In Italian May is “Maggio”, so “Maggeo” is a sort of fusion between the name of the month and the geo- prefix. Since in 2020 it is not possible to attend May Day celebrations in person, in Italy and many other parts of the world, we try to re-enact some past May Day events by simulating their unfolding with a combination of mapping supports, videos and photos.
As a Maggeo prototype we took the 2009 May Day in the Farma Valley, in Tuscany, about 100 km South of Florence. On that occasion, with the BuioMetria Partecipativa project we followed all the celebration. This starts normally at 8.30AM in the Piloni square with a sandwich with marinated anchovies + red wine (or soda if you can’t have wine), and ends around noon at the Torniella football field, after several other stops of this type. At the end of the march, some people possibly end up having too many marinated anchovies, but the spirit of the is May Day is very strong (in all ways).
Along the walk from Piloni to Torniella, we asked to as many people as possible “how dark is the sky above the Farma bridge?” (before posing the question we were giving notions on light pollution and night sky quality measurement, so that our counterpart would not be giving random numbers).
The intial zoom level of the map is intentionally set so that people can first understand where the Farma Valley is located on Earth. As Andrea the old bartender used to say: “the problem is not finding the bar in Torniella…the problem is finding Torniella”.
In the search window below you can type something, and the system will tell you if in the video there is a matching place. Even a single letter will do.
If you click on the name of a place you will be brought to the corresponding section of the “How dark is the sky in Maremma?” video. The video is subtitled in English.
We are missing images of a couple of the official “stops”…should you happen to have some footage, please write to email@example.com
FYI: parts of this video (together with other buiometria partecipativa videos) were used in 2010 in a report by TG2 (one of the national TV news services)
Il 23 marzo e 16 aprile 2020 ho tenuto un corso integrativo sull’Applicazione di metodi partecipati alla progettazione di interventi di tutela e valorizzazione interdisciplinare del cielo notturno per gli studenti del corso di Composizione Architettonica per la Laurea in Ingegneria Edile-Architettura dell’Università di Brescia (docente prof. Olivia Longo).
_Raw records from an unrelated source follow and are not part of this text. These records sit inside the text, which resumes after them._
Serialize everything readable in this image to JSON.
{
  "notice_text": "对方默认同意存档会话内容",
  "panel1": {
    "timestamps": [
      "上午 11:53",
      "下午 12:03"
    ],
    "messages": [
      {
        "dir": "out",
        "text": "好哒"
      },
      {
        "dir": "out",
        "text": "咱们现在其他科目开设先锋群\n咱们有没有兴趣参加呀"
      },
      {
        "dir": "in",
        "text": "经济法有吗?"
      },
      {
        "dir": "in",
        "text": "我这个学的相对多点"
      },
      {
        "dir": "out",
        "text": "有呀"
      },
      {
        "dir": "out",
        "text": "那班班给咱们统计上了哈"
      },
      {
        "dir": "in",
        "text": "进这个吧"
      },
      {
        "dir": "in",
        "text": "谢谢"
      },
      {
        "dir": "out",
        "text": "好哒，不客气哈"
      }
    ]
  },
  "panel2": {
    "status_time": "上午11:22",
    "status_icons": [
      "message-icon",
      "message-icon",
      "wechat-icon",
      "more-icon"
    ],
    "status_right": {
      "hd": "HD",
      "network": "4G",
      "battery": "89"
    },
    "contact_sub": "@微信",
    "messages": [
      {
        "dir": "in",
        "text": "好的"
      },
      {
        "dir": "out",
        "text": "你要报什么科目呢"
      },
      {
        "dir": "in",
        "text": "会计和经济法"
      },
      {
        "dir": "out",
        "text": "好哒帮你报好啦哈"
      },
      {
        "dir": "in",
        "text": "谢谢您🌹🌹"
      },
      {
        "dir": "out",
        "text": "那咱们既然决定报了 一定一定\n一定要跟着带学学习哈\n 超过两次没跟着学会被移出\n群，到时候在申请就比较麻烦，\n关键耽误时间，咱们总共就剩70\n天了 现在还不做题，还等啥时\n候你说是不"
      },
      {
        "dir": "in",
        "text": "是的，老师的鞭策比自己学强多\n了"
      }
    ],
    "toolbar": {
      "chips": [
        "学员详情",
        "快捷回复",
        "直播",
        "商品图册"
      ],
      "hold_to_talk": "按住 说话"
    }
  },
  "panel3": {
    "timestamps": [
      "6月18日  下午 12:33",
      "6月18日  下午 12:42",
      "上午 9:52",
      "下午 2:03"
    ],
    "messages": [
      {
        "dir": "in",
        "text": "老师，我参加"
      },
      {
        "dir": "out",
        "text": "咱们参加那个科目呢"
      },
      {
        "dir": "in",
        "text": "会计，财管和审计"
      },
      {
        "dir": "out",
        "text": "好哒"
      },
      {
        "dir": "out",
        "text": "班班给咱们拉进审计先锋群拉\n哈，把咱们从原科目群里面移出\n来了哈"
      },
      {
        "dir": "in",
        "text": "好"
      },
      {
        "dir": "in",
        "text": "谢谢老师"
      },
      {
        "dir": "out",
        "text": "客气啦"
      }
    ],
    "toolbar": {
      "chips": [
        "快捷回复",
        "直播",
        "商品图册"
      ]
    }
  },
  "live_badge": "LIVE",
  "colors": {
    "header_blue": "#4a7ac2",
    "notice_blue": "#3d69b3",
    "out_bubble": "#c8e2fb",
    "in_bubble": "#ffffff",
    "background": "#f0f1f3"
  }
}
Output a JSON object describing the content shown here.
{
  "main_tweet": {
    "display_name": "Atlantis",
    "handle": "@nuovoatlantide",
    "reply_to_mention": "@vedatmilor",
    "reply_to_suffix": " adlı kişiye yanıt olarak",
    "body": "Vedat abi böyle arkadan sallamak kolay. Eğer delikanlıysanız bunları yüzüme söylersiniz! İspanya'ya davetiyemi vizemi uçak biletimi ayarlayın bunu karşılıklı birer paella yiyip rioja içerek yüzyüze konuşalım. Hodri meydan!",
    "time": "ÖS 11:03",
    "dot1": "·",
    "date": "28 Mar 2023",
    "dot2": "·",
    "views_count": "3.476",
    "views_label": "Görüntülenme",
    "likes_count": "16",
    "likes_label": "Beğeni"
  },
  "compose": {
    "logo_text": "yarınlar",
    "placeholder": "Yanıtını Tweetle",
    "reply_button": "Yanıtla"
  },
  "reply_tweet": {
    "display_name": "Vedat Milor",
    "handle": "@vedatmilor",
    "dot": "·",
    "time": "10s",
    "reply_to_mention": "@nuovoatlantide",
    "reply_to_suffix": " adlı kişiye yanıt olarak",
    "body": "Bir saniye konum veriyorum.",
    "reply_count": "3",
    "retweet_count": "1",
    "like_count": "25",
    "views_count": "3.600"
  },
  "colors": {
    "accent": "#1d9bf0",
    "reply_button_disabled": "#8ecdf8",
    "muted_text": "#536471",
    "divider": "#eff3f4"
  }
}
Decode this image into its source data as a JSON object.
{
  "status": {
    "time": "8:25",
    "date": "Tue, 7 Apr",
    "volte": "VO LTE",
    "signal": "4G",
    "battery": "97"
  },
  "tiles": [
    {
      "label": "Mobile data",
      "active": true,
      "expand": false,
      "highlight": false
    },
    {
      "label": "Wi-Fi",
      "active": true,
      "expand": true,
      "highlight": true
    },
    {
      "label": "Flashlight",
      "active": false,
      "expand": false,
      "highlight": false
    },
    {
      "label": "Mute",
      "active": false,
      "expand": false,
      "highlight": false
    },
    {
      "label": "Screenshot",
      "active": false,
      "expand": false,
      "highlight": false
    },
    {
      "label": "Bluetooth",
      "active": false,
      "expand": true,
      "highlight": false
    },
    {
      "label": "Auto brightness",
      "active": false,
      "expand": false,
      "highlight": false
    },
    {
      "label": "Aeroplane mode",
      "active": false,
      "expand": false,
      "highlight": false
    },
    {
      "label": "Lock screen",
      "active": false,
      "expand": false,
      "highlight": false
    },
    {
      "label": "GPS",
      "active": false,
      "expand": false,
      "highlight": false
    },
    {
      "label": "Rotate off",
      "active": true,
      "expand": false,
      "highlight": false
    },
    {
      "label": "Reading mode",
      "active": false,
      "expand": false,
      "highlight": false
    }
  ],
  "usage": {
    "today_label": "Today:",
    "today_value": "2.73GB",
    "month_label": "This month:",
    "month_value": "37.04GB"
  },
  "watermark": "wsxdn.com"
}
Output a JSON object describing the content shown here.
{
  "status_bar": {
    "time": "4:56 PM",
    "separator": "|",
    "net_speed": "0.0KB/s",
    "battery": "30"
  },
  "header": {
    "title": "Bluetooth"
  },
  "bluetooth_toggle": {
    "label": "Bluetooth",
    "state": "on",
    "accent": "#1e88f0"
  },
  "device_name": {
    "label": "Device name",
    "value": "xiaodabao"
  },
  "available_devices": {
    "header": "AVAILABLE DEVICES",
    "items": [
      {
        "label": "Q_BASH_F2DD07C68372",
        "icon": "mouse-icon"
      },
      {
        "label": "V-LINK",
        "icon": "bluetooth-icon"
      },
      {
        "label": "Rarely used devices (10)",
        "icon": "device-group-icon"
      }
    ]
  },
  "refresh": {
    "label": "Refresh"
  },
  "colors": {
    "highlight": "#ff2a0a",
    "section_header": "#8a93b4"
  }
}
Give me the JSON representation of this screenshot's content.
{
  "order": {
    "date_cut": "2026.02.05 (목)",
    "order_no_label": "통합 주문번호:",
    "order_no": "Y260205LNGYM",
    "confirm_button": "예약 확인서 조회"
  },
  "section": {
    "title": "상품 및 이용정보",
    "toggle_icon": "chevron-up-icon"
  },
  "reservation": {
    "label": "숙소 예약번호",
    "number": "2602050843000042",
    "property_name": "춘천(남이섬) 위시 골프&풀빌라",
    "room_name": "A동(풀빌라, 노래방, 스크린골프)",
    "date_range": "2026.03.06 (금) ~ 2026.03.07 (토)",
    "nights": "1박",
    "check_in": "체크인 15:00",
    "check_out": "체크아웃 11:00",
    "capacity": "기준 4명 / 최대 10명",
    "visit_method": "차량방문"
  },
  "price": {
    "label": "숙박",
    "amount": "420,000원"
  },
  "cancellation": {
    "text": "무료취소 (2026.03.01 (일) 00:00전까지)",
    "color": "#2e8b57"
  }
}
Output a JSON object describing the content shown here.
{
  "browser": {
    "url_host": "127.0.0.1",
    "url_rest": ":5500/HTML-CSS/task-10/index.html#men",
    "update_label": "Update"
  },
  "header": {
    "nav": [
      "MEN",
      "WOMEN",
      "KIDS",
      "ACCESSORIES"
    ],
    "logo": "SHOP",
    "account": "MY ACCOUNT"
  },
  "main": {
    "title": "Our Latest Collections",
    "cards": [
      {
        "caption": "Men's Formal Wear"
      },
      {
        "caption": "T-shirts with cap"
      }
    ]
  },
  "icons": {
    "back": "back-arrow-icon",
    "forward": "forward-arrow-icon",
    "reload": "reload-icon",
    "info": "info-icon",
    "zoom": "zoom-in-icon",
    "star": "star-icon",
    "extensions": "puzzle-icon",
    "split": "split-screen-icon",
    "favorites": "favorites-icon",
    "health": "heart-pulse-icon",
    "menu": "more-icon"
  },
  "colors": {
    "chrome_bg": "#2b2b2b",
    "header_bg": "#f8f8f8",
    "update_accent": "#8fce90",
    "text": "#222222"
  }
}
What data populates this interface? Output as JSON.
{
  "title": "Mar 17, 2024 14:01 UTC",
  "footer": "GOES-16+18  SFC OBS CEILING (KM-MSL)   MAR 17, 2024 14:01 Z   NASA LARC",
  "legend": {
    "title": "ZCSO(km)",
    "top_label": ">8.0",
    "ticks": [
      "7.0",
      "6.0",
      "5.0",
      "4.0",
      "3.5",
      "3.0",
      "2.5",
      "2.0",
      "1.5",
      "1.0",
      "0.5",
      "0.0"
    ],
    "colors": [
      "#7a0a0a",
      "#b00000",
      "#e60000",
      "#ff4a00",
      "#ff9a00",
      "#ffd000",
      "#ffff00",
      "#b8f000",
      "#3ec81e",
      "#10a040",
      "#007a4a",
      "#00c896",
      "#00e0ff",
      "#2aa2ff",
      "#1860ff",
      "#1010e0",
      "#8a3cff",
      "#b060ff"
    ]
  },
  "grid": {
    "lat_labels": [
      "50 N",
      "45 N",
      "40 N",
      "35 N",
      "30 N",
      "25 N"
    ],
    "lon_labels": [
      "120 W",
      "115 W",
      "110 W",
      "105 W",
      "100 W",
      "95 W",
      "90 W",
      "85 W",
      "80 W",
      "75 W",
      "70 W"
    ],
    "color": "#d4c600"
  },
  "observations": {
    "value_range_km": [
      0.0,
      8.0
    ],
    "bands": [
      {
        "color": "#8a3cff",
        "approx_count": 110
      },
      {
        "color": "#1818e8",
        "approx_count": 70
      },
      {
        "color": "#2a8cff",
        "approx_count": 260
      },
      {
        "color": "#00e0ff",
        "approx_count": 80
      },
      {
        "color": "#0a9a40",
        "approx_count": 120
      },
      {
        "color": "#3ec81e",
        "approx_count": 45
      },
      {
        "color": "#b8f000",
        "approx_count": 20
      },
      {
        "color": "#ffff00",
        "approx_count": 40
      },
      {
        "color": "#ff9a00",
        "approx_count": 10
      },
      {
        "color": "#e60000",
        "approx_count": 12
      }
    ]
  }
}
Il corso ha costituito lo sviluppo del convegno tenuto sullo stesso tema nel maggio 2019, con riconoscimento di crediti formativi professionali per ingegneri e architetti, sempre all’Università di Brescia. Durante il corso c’è stato anche un saluto
This was a long talk with Disma Pestalozza and Alessandro Diegoli, providing breaking news on Participatory Lithology, but also going into various flashbacks related to the pibinko.org network. These included “The Revenge of the Killer Chihuahua and of the Zombies” (2006), the ancient game of palla 21, buiometria partecipativa (participatory night sky quality monitoring), Aunt Eda’s yummy recipees, insight on Tatti, Southern Tuscsany, and how the COVID-19 lockdown is lived in lesser-known rural areas..all these stories are documented on the sito pibinko.org. You may consider using this page as an entry point.
The next event for BuioMetria Partecipativa will be on Friday, Oct. 18, from 2 to 3PM (@ FIDIA, villino Pastorelli, via Fallaci). This will be in the context of AMBITA, the forum on Italian Built Environment.
We will speak of the impact of artificial lighting on various aspects of society and nature, and of how simple practice can lead to significantly reduce light pollution without compromising the quality of our lives.
Andrea Giacomelli, promoter of the BuioMetria Partecipativa project obtained the 2019 “Dark Sky Defender” award by the International Dark Sky Association (IDA), the main organization worldwide committed to protection and promotion of the night sky.
This award is assigned to individuals or organizations in recognition of their exceptional efforts to promote and advance the mission and programs of IDA by promoting quality outdoor lighting to reduce light pollution and its environmental impacts.
Here is the motivation by IDA: For over ten years, Andrea Giacomelli has led the “BuioMetria Partecipativa” (Participatory Night Sky Quality Monitoring) project in Italy. The BuioMetria Partecipativa project has demonstrated a progressive approach, engaging not only “typical” subjects such as public administrations, utilities, or park managers, but triggering community-based activities, collaborations with artists, bartenders, and other segments of society who “thought they had nothing to do with light pollution”. Giacomelli organized more than 100 education and public outreach events.
The winners of the various IDA Award categories have been announced yesterday (Sep. 30) online, and the awards will be assigned on Nov. 8 in Tucson, Arizona, during the next IDA General Assembly.